→ PROVIDED INFORMATION:
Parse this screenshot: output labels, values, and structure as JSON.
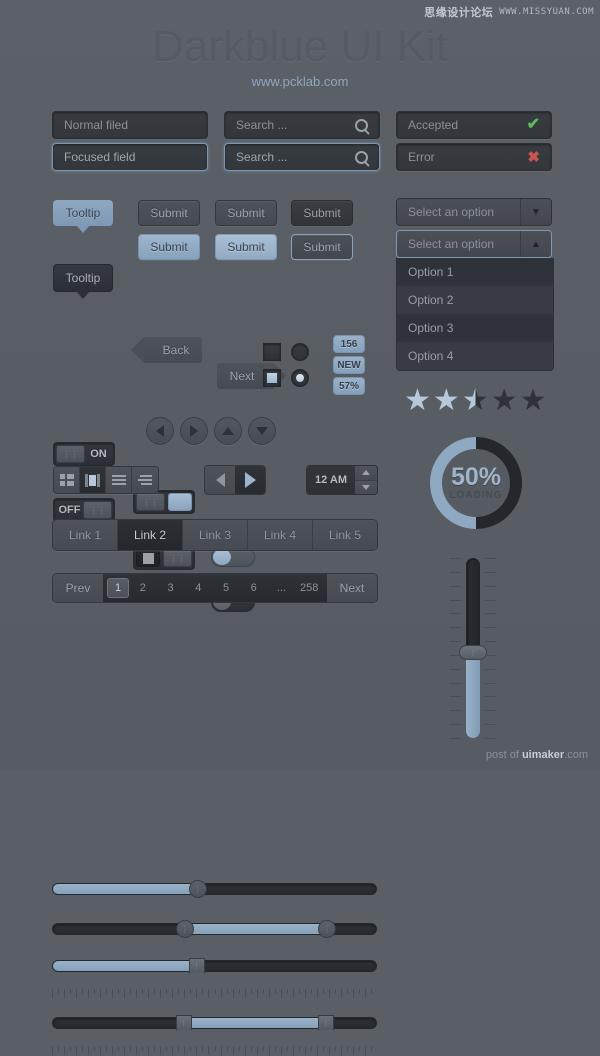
{
  "watermark": {
    "cn": "思缘设计论坛",
    "en": "WWW.MISSYUAN.COM"
  },
  "header": {
    "title": "Darkblue UI Kit",
    "subtitle": "www.pcklab.com"
  },
  "fields": {
    "normal": {
      "value": "Normal filed"
    },
    "focused": {
      "value": "Focused field"
    },
    "search_normal": {
      "value": "Search ...",
      "icon": "search-icon"
    },
    "search_focused": {
      "value": "Search ...",
      "icon": "search-icon"
    },
    "accepted": {
      "value": "Accepted",
      "icon": "check-icon",
      "color": "#5cb85c"
    },
    "error": {
      "value": "Error",
      "icon": "x-icon",
      "color": "#c9534f"
    }
  },
  "tooltips": {
    "light": "Tooltip",
    "dark": "Tooltip"
  },
  "buttons": {
    "submit": "Submit",
    "row1": [
      "Submit",
      "Submit",
      "Submit"
    ],
    "row2": [
      "Submit",
      "Submit",
      "Submit"
    ],
    "back": "Back",
    "next": "Next"
  },
  "select": {
    "placeholder_closed": "Select an option",
    "placeholder_open": "Select an option",
    "options": [
      "Option 1",
      "Option 2",
      "Option 3",
      "Option 4"
    ]
  },
  "switches": {
    "on_label": "ON",
    "off_label": "OFF"
  },
  "badges": [
    "156",
    "NEW",
    "57%"
  ],
  "rating": {
    "filled": 2,
    "half": 1,
    "empty": 2,
    "total": 5
  },
  "loading": {
    "percent": "50%",
    "label": "LOADING",
    "value": 50
  },
  "view_toggle": {
    "items": [
      "grid-view-icon",
      "card-view-icon",
      "list-view-icon",
      "detail-view-icon"
    ],
    "active_index": 1
  },
  "media": {
    "prev": "prev-icon",
    "play": "play-icon"
  },
  "stepper": {
    "value": "12 AM",
    "up": "up-arrow-icon",
    "down": "down-arrow-icon"
  },
  "tabs": {
    "items": [
      "Link 1",
      "Link 2",
      "Link 3",
      "Link 4",
      "Link 5"
    ],
    "active_index": 1
  },
  "pagination": {
    "prev": "Prev",
    "next": "Next",
    "pages": [
      "1",
      "2",
      "3",
      "4",
      "5",
      "6",
      "...",
      "258"
    ],
    "current": "1"
  },
  "sliders": [
    {
      "name": "single-handle-slider",
      "fill_start": 0,
      "fill_end": 45,
      "handles": [
        45
      ]
    },
    {
      "name": "range-slider",
      "fill_start": 41,
      "fill_end": 85,
      "handles": [
        41,
        85
      ]
    },
    {
      "name": "single-handle-tick-slider",
      "fill_start": 0,
      "fill_end": 45,
      "handles": [
        45
      ]
    },
    {
      "name": "range-tick-slider",
      "fill_start": 41,
      "fill_end": 85,
      "handles": [
        41,
        85
      ]
    }
  ],
  "vertical_slider": {
    "fill_percent": 48,
    "handle_percent": 52
  },
  "footer": {
    "pre": "post of ",
    "brand": "uimaker",
    "post": ".com"
  }
}
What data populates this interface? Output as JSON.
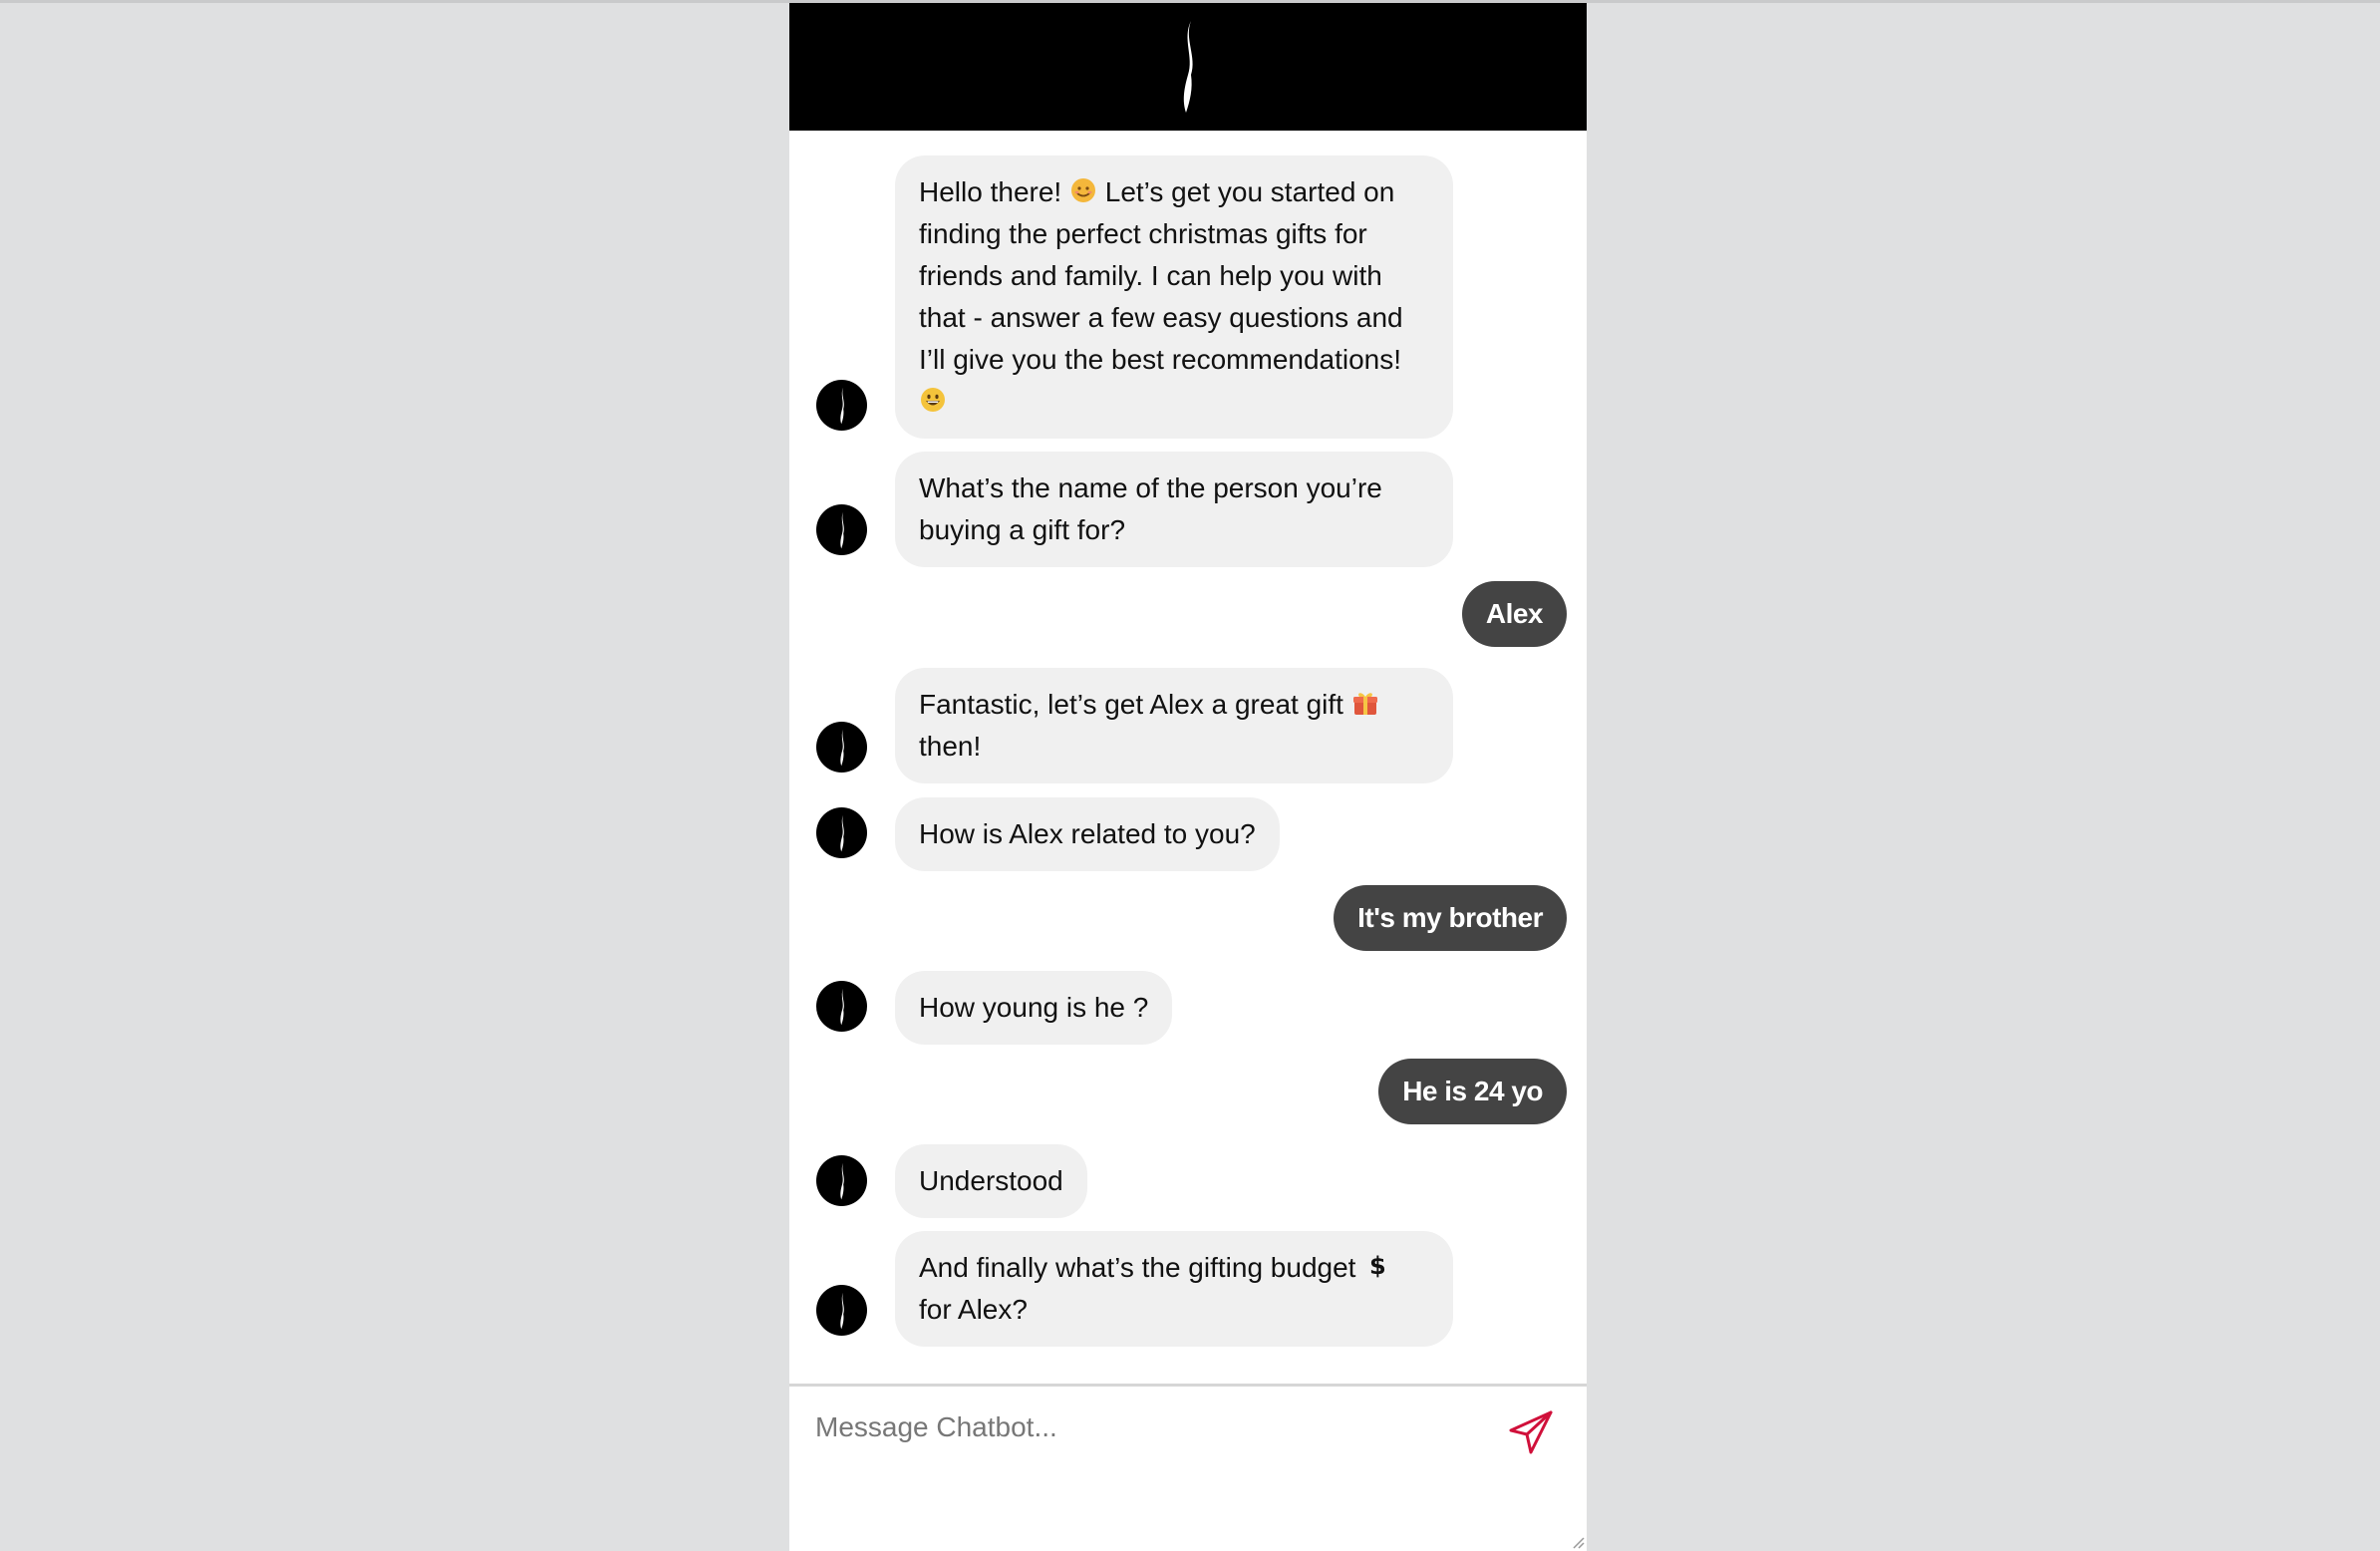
{
  "colors": {
    "page_background": "#dfe0e1",
    "header_background": "#000000",
    "bot_bubble": "#f0f0f0",
    "user_bubble": "#444444",
    "send_icon": "#d0103a"
  },
  "header": {
    "logo_icon": "brand-s-logo-icon"
  },
  "messages": [
    {
      "sender": "bot",
      "text": "Hello there! ",
      "emoji1": "smiling-face-icon",
      "text2": " Let’s get you started on finding the perfect christmas gifts for friends and family. I can help you with that - answer a few easy questions and I’ll give you the best recommendations! ",
      "emoji2": "grinning-face-icon"
    },
    {
      "sender": "bot",
      "text": "What’s the name of the person you’re buying a gift for?"
    },
    {
      "sender": "user",
      "text": "Alex"
    },
    {
      "sender": "bot",
      "text": "Fantastic, let’s get Alex a great gift ",
      "emoji1": "gift-icon",
      "text2": " then!"
    },
    {
      "sender": "bot",
      "text": "How is Alex related to you?"
    },
    {
      "sender": "user",
      "text": "It's my brother"
    },
    {
      "sender": "bot",
      "text": "How young is he ?"
    },
    {
      "sender": "user",
      "text": "He is 24 yo"
    },
    {
      "sender": "bot",
      "text": "Understood"
    },
    {
      "sender": "bot",
      "text": "And finally what’s the gifting budget ",
      "emoji1": "dollar-sign-icon",
      "text2": " for Alex?"
    }
  ],
  "composer": {
    "placeholder": "Message Chatbot...",
    "value": "",
    "send_icon": "paper-plane-icon"
  }
}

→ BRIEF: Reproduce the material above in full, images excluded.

→ WRITTEN SOLUTION:
Parse this screenshot: output labels, values, and structure as JSON.
{
  "watermark": {
    "cn": "思缘设计论坛",
    "en": "WWW.MISSYUAN.COM"
  },
  "header": {
    "title": "Darkblue UI Kit",
    "subtitle": "www.pcklab.com"
  },
  "fields": {
    "normal": {
      "value": "Normal filed"
    },
    "focused": {
      "value": "Focused field"
    },
    "search_normal": {
      "value": "Search ...",
      "icon": "search-icon"
    },
    "search_focused": {
      "value": "Search ...",
      "icon": "search-icon"
    },
    "accepted": {
      "value": "Accepted",
      "icon": "check-icon",
      "color": "#5cb85c"
    },
    "error": {
      "value": "Error",
      "icon": "x-icon",
      "color": "#c9534f"
    }
  },
  "tooltips": {
    "light": "Tooltip",
    "dark": "Tooltip"
  },
  "buttons": {
    "submit": "Submit",
    "row1": [
      "Submit",
      "Submit",
      "Submit"
    ],
    "row2": [
      "Submit",
      "Submit",
      "Submit"
    ],
    "back": "Back",
    "next": "Next"
  },
  "select": {
    "placeholder_closed": "Select an option",
    "placeholder_open": "Select an option",
    "options": [
      "Option 1",
      "Option 2",
      "Option 3",
      "Option 4"
    ]
  },
  "switches": {
    "on_label": "ON",
    "off_label": "OFF"
  },
  "badges": [
    "156",
    "NEW",
    "57%"
  ],
  "rating": {
    "filled": 2,
    "half": 1,
    "empty": 2,
    "total": 5
  },
  "loading": {
    "percent": "50%",
    "label": "LOADING",
    "value": 50
  },
  "view_toggle": {
    "items": [
      "grid-view-icon",
      "card-view-icon",
      "list-view-icon",
      "detail-view-icon"
    ],
    "active_index": 1
  },
  "media": {
    "prev": "prev-icon",
    "play": "play-icon"
  },
  "stepper": {
    "value": "12 AM",
    "up": "up-arrow-icon",
    "down": "down-arrow-icon"
  },
  "tabs": {
    "items": [
      "Link 1",
      "Link 2",
      "Link 3",
      "Link 4",
      "Link 5"
    ],
    "active_index": 1
  },
  "pagination": {
    "prev": "Prev",
    "next": "Next",
    "pages": [
      "1",
      "2",
      "3",
      "4",
      "5",
      "6",
      "...",
      "258"
    ],
    "current": "1"
  },
  "sliders": [
    {
      "name": "single-handle-slider",
      "fill_start": 0,
      "fill_end": 45,
      "handles": [
        45
      ]
    },
    {
      "name": "range-slider",
      "fill_start": 41,
      "fill_end": 85,
      "handles": [
        41,
        85
      ]
    },
    {
      "name": "single-handle-tick-slider",
      "fill_start": 0,
      "fill_end": 45,
      "handles": [
        45
      ]
    },
    {
      "name": "range-tick-slider",
      "fill_start": 41,
      "fill_end": 85,
      "handles": [
        41,
        85
      ]
    }
  ],
  "vertical_slider": {
    "fill_percent": 48,
    "handle_percent": 52
  },
  "footer": {
    "pre": "post of ",
    "brand": "uimaker",
    "post": ".com"
  }
}
What data populates this interface? Output as JSON.
{
  "colors": {
    "page_background": "#dfe0e1",
    "header_background": "#000000",
    "bot_bubble": "#f0f0f0",
    "user_bubble": "#444444",
    "send_icon": "#d0103a"
  },
  "header": {
    "logo_icon": "brand-s-logo-icon"
  },
  "messages": [
    {
      "sender": "bot",
      "text": "Hello there! ",
      "emoji1": "smiling-face-icon",
      "text2": " Let’s get you started on finding the perfect christmas gifts for friends and family. I can help you with that - answer a few easy questions and I’ll give you the best recommendations! ",
      "emoji2": "grinning-face-icon"
    },
    {
      "sender": "bot",
      "text": "What’s the name of the person you’re buying a gift for?"
    },
    {
      "sender": "user",
      "text": "Alex"
    },
    {
      "sender": "bot",
      "text": "Fantastic, let’s get Alex a great gift ",
      "emoji1": "gift-icon",
      "text2": " then!"
    },
    {
      "sender": "bot",
      "text": "How is Alex related to you?"
    },
    {
      "sender": "user",
      "text": "It's my brother"
    },
    {
      "sender": "bot",
      "text": "How young is he ?"
    },
    {
      "sender": "user",
      "text": "He is 24 yo"
    },
    {
      "sender": "bot",
      "text": "Understood"
    },
    {
      "sender": "bot",
      "text": "And finally what’s the gifting budget ",
      "emoji1": "dollar-sign-icon",
      "text2": " for Alex?"
    }
  ],
  "composer": {
    "placeholder": "Message Chatbot...",
    "value": "",
    "send_icon": "paper-plane-icon"
  }
}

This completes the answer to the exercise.